These pieces were screwed in to the underside of the board.

Buying the correct depth screw is important,
so that they don't come up through the top of the wood.

He bought several galvanized pipes from the plumbing department,
and had the store cut them to the proper length.
We found plastic feet with cork bottoms to ensure the floor stays scratch-free.

It's made a fabulous work space.
Everything we need fits on the desk
and the tower for the computer tucks nicely underneath.

We're really happy with the way the finish turned out.
You can be sure white washing will be repeated.
I'm already thinking about doing some picture frames.

These curtains really helped bring the room together.
It was one long panel that I split in two,
and they fit the window perfectly. 
The simple pattern keeps the desired sleek look in mind.

It's a bit more streamlined than before,
which is exactly what we were going for.
Our final alteration to this room
is to find a simple eating table,
as the one we have is a bit too bulky for the space.
A few more pictures on the wall,
and this room will be complete!
We've had to adapt to this smaller nest house,
but it feels good knowing that we can make it work using what we have.

New House Series:
Moving Toward Bliss 
A Fresh Look 
Under the Spell of IKEA 
Closet Project 
Bad to the Bone Beadboard

What projects are you working on?

Tuesday, October 10, 2017

Going Local-Grier Truck Museum

As part of our ongoing series,
we enjoy featuring local historical sites.
Today we are introducing you to the 
C. Grier Beam Truck Museum in Cherryville, NC.
(To visit their website, click on the highlighted text.)

We'd been wanting to visit this place since before we moved to North Carolina.
Museums are always a great source of local history
and we sure do love the old stuff!
This museum is housed in the gas station used at one time
by Carolina Freight, one of the most successful trucking companies in the world.

As you enter the double doors,
you'll find a wonderful display of vintage photographs and memorabilia.

The desk and office furnishings are all original.

Our guide pointed out that the telephone had a three-digit number.

A timeline just inside the main building
aides visitors in understanding the impact that this company had on the region,
as well as the rest of the country.
From humble beginnings and a lot of hard work,
Mr. Grier took his company from one truck to a whole fleet,
which became known as Carolina Freight.

These vehicles were a sight to see.
Each one has been lovingly restored to its original glory.

This long-distance hauler has a unique component.

At the front of the trailer lies a sleeping compartment.
This allowed one driver to sleep while the other drove,
or allowed a single driver to pull over and have a place to rest.
There was no heat or air conditioning, not even a light.
Talk about roughin' it!
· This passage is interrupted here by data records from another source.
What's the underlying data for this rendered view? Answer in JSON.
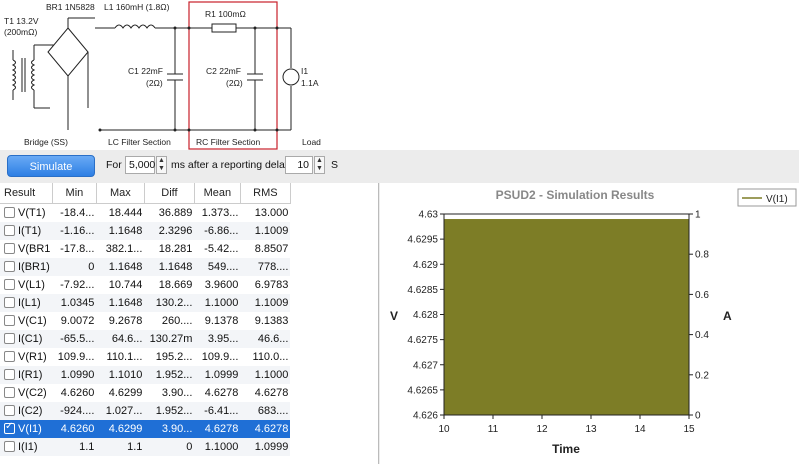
{
  "schematic": {
    "transformer": {
      "name": "T1 13.2V",
      "resistance": "(200mΩ)"
    },
    "rectifier": "BR1 1N5828",
    "inductor": "L1 160mH (1.8Ω)",
    "resistor": "R1 100mΩ",
    "c1": {
      "name": "C1 22mF",
      "esr": "(2Ω)"
    },
    "c2": {
      "name": "C2 22mF",
      "esr": "(2Ω)"
    },
    "load": {
      "name": "I1",
      "value": "1.1A"
    },
    "sections": [
      "Bridge (SS)",
      "LC Filter Section",
      "RC Filter Section",
      "Load"
    ],
    "highlight_color": "#c8202a"
  },
  "controls": {
    "simulate_label": "Simulate",
    "for_label": "For",
    "ms_value": "5,000",
    "ms_label": "ms after a reporting delay",
    "delay_value": "10",
    "s_label": "S"
  },
  "table": {
    "columns": [
      "Result",
      "Min",
      "Max",
      "Diff",
      "Mean",
      "RMS"
    ],
    "rows": [
      {
        "name": "V(T1)",
        "min": "-18.4...",
        "max": "18.444",
        "diff": "36.889",
        "mean": "1.373...",
        "rms": "13.000",
        "checked": false
      },
      {
        "name": "I(T1)",
        "min": "-1.16...",
        "max": "1.1648",
        "diff": "2.3296",
        "mean": "-6.86...",
        "rms": "1.1009",
        "checked": false
      },
      {
        "name": "V(BR1",
        "min": "-17.8...",
        "max": "382.1...",
        "diff": "18.281",
        "mean": "-5.42...",
        "rms": "8.8507",
        "checked": false
      },
      {
        "name": "I(BR1)",
        "min": "0",
        "max": "1.1648",
        "diff": "1.1648",
        "mean": "549....",
        "rms": "778....",
        "checked": false
      },
      {
        "name": "V(L1)",
        "min": "-7.92...",
        "max": "10.744",
        "diff": "18.669",
        "mean": "3.9600",
        "rms": "6.9783",
        "checked": false
      },
      {
        "name": "I(L1)",
        "min": "1.0345",
        "max": "1.1648",
        "diff": "130.2...",
        "mean": "1.1000",
        "rms": "1.1009",
        "checked": false
      },
      {
        "name": "V(C1)",
        "min": "9.0072",
        "max": "9.2678",
        "diff": "260....",
        "mean": "9.1378",
        "rms": "9.1383",
        "checked": false
      },
      {
        "name": "I(C1)",
        "min": "-65.5...",
        "max": "64.6...",
        "diff": "130.27m",
        "mean": "3.95...",
        "rms": "46.6...",
        "checked": false
      },
      {
        "name": "V(R1)",
        "min": "109.9...",
        "max": "110.1...",
        "diff": "195.2...",
        "mean": "109.9...",
        "rms": "110.0...",
        "checked": false
      },
      {
        "name": "I(R1)",
        "min": "1.0990",
        "max": "1.1010",
        "diff": "1.952...",
        "mean": "1.0999",
        "rms": "1.1000",
        "checked": false
      },
      {
        "name": "V(C2)",
        "min": "4.6260",
        "max": "4.6299",
        "diff": "3.90...",
        "mean": "4.6278",
        "rms": "4.6278",
        "checked": false
      },
      {
        "name": "I(C2)",
        "min": "-924....",
        "max": "1.027...",
        "diff": "1.952...",
        "mean": "-6.41...",
        "rms": "683....",
        "checked": false
      },
      {
        "name": "V(I1)",
        "min": "4.6260",
        "max": "4.6299",
        "diff": "3.90...",
        "mean": "4.6278",
        "rms": "4.6278",
        "checked": true
      },
      {
        "name": "I(I1)",
        "min": "1.1",
        "max": "1.1",
        "diff": "0",
        "mean": "1.1000",
        "rms": "1.0999",
        "checked": false
      }
    ],
    "selected_index": 12,
    "selection_color": "#1f6fd6"
  },
  "chart_data": {
    "type": "area",
    "title": "PSUD2 - Simulation Results",
    "xlabel": "Time",
    "ylabel": "V",
    "y2label": "A",
    "xlim": [
      10,
      15
    ],
    "ylim": [
      4.626,
      4.63
    ],
    "y2lim": [
      0,
      1
    ],
    "x_ticks": [
      "10",
      "11",
      "12",
      "13",
      "14",
      "15"
    ],
    "y_ticks": [
      "4.626",
      "4.6265",
      "4.627",
      "4.6275",
      "4.628",
      "4.6285",
      "4.629",
      "4.6295",
      "4.63"
    ],
    "y2_ticks": [
      "0",
      "0.2",
      "0.4",
      "0.6",
      "0.8",
      "1"
    ],
    "legend": "V(I1)",
    "legend_position": "top-right",
    "series": [
      {
        "name": "V(I1)",
        "x": [
          10,
          15
        ],
        "y_min": 4.626,
        "y_max": 4.6299,
        "color": "#7d7d26"
      }
    ]
  }
}
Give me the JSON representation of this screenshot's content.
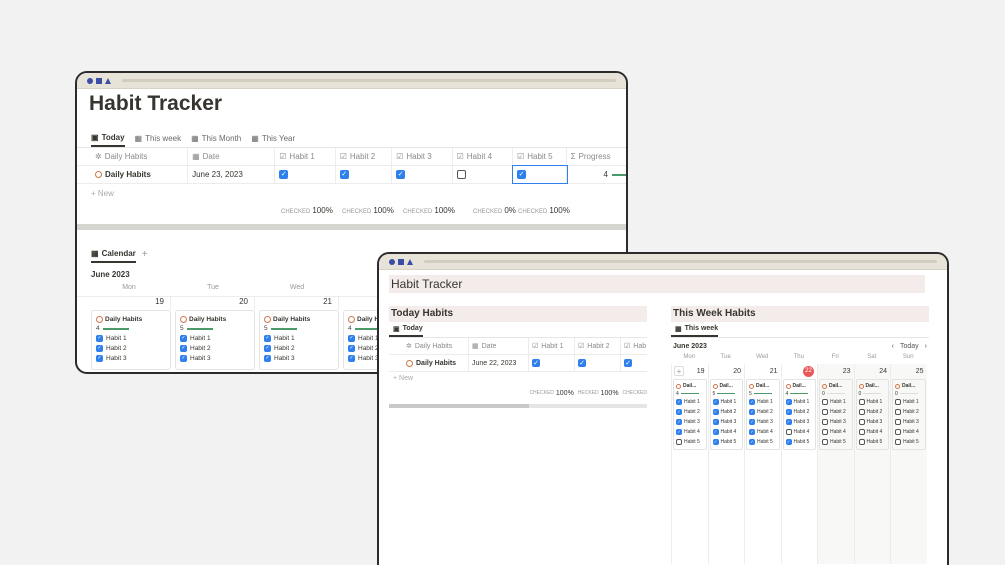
{
  "back": {
    "title": "Habit Tracker",
    "tabs": [
      "Today",
      "This week",
      "This Month",
      "This Year"
    ],
    "columns": [
      "Daily Habits",
      "Date",
      "Habit 1",
      "Habit 2",
      "Habit 3",
      "Habit 4",
      "Habit 5",
      "Progress"
    ],
    "row": {
      "name": "Daily Habits",
      "date": "June 23, 2023",
      "checks": [
        true,
        true,
        true,
        false,
        true
      ],
      "progress": "4"
    },
    "new_label": "+ New",
    "calc": [
      {
        "label": "CHECKED",
        "value": "100%"
      },
      {
        "label": "CHECKED",
        "value": "100%"
      },
      {
        "label": "CHECKED",
        "value": "100%"
      },
      {
        "label": "CHECKED",
        "value": "0%"
      },
      {
        "label": "CHECKED",
        "value": "100%"
      }
    ],
    "calendar": {
      "tab": "Calendar",
      "add": "+",
      "month": "June 2023",
      "dows": [
        "Mon",
        "Tue",
        "Wed"
      ],
      "days": [
        "19",
        "20",
        "21"
      ],
      "cards": [
        {
          "title": "Daily Habits",
          "progress": "4",
          "habits": [
            "Habit 1",
            "Habit 2",
            "Habit 3"
          ]
        },
        {
          "title": "Daily Habits",
          "progress": "5",
          "habits": [
            "Habit 1",
            "Habit 2",
            "Habit 3"
          ]
        },
        {
          "title": "Daily Habits",
          "progress": "5",
          "habits": [
            "Habit 1",
            "Habit 2",
            "Habit 3"
          ]
        },
        {
          "title": "Daily Habits",
          "progress": "4",
          "habits": [
            "Habit 1",
            "Habit 2",
            "Habit 3"
          ]
        }
      ]
    }
  },
  "front": {
    "title": "Habit Tracker",
    "today": {
      "title": "Today Habits",
      "tab": "Today",
      "columns": [
        "Daily Habits",
        "Date",
        "Habit 1",
        "Habit 2",
        "Hab"
      ],
      "row": {
        "name": "Daily Habits",
        "date": "June 22, 2023"
      },
      "new_label": "+ New",
      "calc": [
        {
          "label": "CHECKED",
          "value": "100%"
        },
        {
          "label": "HECKED",
          "value": "100%"
        },
        {
          "label": "CHECKED",
          "value": ""
        }
      ]
    },
    "week": {
      "title": "This Week Habits",
      "tab": "This week",
      "month": "June 2023",
      "today_btn": "Today",
      "prev": "‹",
      "next": "›",
      "dows": [
        "Mon",
        "Tue",
        "Wed",
        "Thu",
        "Fri",
        "Sat",
        "Sun"
      ],
      "days": [
        "19",
        "20",
        "21",
        "22",
        "23",
        "24",
        "25"
      ],
      "card_title": "Dail...",
      "progress": [
        "4",
        "5",
        "5",
        "4",
        "0",
        "0",
        "0"
      ],
      "habits": [
        "Habit 1",
        "Habit 2",
        "Habit 3",
        "Habit 4",
        "Habit 5"
      ],
      "checked": [
        [
          true,
          true,
          true,
          true,
          false
        ],
        [
          true,
          true,
          true,
          true,
          true
        ],
        [
          true,
          true,
          true,
          true,
          true
        ],
        [
          true,
          true,
          true,
          false,
          true
        ],
        [
          false,
          false,
          false,
          false,
          false
        ],
        [
          false,
          false,
          false,
          false,
          false
        ],
        [
          false,
          false,
          false,
          false,
          false
        ]
      ]
    }
  }
}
The trucks all look pristine and it is easy to see that they have been well cared for.

The wooden spokes on the tires of this beauty were an uncommon feature.

The simplicity of the interiors is so appealing.
Nothing to distract a driver from getting the job done.
Some youngsters of today may not even know how to operate the crank windows.

This early model was one of my favorites.
The windshield was split horizontally, as a form of early air conditioning.
Another feature was the windshield wipers that had to be operated by hand.
The lever on the upper section of the windshield
allowed the driver to move the wipers from the inside of the truck.

Look at this roomy cab!

We're so glad we finally got to see this fascinating place.
If you're every near Cherryville,
I hope you'll stop by.
Tell 'em daisy sent you!